Only the number is needed: how many lines in the entries below contain the string "expanded"?

[[ INFORMATION PROVIDED open ]]

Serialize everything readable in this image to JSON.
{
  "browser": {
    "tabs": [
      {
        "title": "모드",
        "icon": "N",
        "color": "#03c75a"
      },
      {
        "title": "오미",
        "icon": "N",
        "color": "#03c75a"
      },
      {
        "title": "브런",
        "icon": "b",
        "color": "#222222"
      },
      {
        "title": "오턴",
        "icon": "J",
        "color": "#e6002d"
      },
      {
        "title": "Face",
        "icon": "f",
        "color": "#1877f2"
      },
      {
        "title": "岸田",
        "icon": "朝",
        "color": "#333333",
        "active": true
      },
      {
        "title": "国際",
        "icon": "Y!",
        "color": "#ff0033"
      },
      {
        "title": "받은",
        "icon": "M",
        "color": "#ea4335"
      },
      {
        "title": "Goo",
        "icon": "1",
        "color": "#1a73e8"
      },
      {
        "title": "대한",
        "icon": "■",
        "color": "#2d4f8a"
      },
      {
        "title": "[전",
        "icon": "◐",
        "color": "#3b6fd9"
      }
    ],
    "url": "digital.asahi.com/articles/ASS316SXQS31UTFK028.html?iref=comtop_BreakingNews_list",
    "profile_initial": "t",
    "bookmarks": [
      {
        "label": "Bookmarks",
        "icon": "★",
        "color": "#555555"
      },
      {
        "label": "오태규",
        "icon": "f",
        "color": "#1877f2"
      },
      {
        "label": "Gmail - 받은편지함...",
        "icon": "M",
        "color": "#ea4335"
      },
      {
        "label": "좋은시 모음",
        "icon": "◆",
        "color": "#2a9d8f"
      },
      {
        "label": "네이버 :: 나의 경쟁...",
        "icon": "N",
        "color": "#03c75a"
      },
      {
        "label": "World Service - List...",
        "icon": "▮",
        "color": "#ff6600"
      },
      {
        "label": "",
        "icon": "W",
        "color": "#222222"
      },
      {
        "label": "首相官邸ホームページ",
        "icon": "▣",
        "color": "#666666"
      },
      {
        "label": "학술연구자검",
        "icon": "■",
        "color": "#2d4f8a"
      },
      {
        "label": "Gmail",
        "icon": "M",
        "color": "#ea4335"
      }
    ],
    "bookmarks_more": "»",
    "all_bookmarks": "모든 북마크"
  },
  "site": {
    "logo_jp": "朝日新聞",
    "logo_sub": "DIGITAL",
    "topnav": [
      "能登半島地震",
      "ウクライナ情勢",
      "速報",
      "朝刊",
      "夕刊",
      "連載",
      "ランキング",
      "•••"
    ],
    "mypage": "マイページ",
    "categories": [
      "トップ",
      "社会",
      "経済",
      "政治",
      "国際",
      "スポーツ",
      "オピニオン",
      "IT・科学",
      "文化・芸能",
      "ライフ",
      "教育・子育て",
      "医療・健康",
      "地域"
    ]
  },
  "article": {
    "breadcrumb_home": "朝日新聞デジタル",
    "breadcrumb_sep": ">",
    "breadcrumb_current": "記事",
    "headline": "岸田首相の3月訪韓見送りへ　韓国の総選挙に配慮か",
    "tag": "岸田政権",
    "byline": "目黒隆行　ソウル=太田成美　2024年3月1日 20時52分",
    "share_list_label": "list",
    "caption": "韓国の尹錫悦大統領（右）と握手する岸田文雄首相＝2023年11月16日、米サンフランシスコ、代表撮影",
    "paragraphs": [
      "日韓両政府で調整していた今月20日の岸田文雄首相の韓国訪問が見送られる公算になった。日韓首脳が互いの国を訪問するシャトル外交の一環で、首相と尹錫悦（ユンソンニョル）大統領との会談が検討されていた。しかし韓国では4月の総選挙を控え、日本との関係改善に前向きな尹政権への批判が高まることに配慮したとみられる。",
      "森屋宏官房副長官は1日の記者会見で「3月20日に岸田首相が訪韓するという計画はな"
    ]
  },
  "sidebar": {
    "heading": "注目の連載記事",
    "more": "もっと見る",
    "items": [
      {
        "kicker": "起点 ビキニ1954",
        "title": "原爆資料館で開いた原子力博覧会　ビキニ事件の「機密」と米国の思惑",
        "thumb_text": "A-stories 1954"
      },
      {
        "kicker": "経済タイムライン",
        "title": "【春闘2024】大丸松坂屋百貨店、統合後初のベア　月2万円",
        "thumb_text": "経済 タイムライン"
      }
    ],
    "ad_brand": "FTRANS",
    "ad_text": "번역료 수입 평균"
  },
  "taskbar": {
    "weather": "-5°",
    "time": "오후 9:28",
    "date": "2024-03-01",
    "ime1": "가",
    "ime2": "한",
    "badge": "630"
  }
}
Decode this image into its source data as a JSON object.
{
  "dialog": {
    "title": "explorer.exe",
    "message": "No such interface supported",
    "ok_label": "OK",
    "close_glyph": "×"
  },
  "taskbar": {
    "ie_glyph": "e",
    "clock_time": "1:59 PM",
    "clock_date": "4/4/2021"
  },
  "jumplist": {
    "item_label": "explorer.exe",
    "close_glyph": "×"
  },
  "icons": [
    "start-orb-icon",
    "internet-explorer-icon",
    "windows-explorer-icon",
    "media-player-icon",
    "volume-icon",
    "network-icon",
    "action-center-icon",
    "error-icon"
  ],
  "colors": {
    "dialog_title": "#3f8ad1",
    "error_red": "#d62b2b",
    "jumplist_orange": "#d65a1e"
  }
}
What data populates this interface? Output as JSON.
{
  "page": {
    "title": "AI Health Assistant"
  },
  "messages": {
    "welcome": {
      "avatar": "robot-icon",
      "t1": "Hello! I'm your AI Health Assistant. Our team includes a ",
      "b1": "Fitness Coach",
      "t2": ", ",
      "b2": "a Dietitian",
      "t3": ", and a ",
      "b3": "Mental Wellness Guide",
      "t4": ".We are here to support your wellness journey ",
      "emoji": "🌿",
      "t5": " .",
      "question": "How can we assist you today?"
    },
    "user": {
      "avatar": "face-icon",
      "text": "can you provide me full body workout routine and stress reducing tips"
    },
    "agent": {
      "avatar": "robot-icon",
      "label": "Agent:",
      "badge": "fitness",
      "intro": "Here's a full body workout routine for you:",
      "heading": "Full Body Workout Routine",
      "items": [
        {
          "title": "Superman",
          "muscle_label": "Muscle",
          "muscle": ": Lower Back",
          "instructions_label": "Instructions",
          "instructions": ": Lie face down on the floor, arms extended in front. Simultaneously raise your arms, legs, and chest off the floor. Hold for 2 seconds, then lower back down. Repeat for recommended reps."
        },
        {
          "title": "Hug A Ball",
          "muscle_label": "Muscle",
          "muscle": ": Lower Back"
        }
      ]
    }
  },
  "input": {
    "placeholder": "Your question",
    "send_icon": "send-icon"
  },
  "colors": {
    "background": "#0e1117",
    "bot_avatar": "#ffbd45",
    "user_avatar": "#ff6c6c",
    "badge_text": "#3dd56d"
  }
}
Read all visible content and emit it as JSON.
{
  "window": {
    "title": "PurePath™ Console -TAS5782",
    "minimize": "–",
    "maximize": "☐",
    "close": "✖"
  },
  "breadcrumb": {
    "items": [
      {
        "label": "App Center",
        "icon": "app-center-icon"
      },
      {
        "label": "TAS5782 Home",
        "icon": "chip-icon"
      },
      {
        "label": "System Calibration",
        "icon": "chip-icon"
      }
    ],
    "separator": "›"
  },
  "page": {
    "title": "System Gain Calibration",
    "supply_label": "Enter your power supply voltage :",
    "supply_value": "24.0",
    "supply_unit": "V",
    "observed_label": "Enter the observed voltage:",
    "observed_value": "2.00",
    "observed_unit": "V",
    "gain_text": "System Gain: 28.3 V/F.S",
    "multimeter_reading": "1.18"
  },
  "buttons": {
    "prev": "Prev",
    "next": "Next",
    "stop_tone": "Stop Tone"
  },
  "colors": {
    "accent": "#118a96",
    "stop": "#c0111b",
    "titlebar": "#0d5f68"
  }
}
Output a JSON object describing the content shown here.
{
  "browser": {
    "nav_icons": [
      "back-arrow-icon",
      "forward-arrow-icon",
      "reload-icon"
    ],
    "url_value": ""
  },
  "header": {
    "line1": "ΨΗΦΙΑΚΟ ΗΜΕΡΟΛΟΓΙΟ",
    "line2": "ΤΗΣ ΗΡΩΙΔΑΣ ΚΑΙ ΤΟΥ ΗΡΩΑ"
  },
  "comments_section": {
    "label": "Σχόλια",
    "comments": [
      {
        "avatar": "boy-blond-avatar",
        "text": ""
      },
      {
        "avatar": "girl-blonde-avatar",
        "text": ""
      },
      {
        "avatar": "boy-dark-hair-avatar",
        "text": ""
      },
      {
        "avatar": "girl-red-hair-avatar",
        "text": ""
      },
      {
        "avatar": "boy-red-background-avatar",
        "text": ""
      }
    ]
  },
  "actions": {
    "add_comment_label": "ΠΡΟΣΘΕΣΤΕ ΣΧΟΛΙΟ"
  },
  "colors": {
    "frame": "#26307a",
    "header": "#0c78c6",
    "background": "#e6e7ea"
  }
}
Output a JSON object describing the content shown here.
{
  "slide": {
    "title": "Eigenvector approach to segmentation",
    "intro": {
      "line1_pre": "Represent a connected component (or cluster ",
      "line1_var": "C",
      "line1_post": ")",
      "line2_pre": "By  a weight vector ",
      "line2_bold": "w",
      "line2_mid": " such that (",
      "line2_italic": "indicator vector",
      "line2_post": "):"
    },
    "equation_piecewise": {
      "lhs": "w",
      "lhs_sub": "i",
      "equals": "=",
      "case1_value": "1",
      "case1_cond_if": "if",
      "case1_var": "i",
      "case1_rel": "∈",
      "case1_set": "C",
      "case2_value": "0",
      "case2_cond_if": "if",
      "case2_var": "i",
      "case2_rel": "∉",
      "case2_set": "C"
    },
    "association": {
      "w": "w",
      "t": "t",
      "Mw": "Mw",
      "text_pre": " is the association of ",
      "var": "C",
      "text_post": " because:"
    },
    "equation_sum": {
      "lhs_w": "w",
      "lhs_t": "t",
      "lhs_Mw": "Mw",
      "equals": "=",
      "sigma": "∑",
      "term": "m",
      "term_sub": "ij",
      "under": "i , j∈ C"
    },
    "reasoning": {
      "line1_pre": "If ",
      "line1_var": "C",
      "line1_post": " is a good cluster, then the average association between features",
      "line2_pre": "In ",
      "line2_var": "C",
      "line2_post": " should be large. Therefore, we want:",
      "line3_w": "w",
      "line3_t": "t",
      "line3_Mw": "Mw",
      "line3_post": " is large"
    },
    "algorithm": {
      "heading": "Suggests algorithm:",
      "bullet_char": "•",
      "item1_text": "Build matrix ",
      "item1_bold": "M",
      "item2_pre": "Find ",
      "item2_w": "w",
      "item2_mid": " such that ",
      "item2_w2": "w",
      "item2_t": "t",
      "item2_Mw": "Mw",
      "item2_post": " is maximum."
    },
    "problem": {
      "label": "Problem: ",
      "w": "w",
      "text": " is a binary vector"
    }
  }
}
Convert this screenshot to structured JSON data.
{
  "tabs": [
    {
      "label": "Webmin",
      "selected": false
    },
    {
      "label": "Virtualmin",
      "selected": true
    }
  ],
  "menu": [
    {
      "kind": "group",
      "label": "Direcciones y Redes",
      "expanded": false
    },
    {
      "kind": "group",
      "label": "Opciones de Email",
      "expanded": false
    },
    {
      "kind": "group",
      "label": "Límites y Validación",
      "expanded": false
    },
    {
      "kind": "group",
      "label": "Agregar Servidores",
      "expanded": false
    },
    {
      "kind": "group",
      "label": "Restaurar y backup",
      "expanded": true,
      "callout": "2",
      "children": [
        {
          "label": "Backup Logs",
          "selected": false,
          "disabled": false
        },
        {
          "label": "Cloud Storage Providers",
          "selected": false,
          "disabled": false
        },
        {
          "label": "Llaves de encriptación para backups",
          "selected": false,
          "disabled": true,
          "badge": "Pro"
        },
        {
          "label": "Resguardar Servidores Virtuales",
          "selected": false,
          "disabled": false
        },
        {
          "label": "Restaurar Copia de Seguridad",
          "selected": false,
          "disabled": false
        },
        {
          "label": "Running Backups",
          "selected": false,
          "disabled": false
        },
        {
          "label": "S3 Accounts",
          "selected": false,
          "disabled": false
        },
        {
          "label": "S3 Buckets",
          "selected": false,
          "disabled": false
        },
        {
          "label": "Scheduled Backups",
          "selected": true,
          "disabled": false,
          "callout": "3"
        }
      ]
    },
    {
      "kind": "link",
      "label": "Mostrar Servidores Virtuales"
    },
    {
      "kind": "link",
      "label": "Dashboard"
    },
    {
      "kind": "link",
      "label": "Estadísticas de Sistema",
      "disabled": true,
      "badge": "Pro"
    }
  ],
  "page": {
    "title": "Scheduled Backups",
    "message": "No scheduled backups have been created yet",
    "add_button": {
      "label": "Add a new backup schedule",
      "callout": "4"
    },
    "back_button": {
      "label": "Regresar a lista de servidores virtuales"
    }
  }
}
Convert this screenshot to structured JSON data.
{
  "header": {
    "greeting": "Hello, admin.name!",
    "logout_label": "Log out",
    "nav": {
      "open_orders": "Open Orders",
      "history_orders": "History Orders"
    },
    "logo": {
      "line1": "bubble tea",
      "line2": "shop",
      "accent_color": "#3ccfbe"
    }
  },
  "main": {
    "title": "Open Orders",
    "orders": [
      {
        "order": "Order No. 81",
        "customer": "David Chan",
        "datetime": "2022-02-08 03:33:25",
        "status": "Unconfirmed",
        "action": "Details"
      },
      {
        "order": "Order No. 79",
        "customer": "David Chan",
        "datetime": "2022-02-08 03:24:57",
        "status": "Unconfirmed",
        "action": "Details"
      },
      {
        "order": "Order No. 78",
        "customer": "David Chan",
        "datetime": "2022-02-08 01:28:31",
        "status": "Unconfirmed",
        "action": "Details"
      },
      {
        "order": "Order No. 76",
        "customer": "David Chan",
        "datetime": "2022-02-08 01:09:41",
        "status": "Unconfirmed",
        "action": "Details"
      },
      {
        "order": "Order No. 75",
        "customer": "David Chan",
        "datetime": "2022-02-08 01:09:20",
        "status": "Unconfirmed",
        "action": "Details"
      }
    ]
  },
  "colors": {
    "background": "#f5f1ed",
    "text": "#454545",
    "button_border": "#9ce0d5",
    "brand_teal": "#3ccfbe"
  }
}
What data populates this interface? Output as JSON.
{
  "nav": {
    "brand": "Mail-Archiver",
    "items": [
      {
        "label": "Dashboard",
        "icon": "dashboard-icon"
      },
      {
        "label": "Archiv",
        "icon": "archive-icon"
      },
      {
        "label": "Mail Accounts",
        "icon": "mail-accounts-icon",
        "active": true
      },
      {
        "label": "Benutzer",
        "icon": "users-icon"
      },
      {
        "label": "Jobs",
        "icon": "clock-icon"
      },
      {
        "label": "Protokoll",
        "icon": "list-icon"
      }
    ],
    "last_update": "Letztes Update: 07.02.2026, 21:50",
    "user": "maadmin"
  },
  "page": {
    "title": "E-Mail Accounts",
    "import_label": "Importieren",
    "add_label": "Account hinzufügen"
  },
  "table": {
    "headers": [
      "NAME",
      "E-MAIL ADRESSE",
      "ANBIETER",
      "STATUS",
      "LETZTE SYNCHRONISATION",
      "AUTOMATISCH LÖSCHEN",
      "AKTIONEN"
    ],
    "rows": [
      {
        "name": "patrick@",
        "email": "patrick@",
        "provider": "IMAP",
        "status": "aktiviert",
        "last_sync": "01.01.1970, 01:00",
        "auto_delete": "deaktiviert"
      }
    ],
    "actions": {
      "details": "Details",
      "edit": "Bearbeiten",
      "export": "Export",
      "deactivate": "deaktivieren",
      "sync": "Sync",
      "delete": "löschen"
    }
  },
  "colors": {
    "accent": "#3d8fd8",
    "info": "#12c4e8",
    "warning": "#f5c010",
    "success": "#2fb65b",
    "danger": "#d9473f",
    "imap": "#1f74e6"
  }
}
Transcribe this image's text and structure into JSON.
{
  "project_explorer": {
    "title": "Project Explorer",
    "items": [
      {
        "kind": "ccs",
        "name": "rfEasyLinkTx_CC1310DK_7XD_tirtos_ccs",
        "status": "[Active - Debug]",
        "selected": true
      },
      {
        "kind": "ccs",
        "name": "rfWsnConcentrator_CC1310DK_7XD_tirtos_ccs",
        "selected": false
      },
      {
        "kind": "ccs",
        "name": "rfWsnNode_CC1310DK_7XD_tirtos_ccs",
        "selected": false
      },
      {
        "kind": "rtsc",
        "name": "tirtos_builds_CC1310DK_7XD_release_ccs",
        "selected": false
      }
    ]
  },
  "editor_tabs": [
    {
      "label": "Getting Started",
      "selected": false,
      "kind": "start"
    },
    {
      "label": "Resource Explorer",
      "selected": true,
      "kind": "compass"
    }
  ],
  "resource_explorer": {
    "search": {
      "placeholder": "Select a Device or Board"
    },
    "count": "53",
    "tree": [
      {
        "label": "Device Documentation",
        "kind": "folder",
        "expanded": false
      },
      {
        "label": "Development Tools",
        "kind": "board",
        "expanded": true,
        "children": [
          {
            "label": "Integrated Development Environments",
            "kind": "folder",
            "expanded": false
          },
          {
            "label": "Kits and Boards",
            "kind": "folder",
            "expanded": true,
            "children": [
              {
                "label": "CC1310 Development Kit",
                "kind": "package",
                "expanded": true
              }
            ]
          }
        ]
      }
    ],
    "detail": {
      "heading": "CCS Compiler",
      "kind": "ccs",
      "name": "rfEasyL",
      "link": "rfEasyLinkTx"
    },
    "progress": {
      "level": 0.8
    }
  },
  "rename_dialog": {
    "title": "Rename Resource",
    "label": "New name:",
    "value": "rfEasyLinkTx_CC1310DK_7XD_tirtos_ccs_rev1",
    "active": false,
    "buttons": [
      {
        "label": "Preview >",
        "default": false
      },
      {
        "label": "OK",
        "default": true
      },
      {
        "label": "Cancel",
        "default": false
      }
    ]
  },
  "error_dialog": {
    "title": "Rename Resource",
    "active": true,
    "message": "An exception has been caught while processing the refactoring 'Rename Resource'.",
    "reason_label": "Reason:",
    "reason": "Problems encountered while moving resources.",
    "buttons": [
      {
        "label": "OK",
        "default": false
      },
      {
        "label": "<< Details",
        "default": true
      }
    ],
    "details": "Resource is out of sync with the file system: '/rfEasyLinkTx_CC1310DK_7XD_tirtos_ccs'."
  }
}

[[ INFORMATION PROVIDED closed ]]

■ TASK OUTPUT
10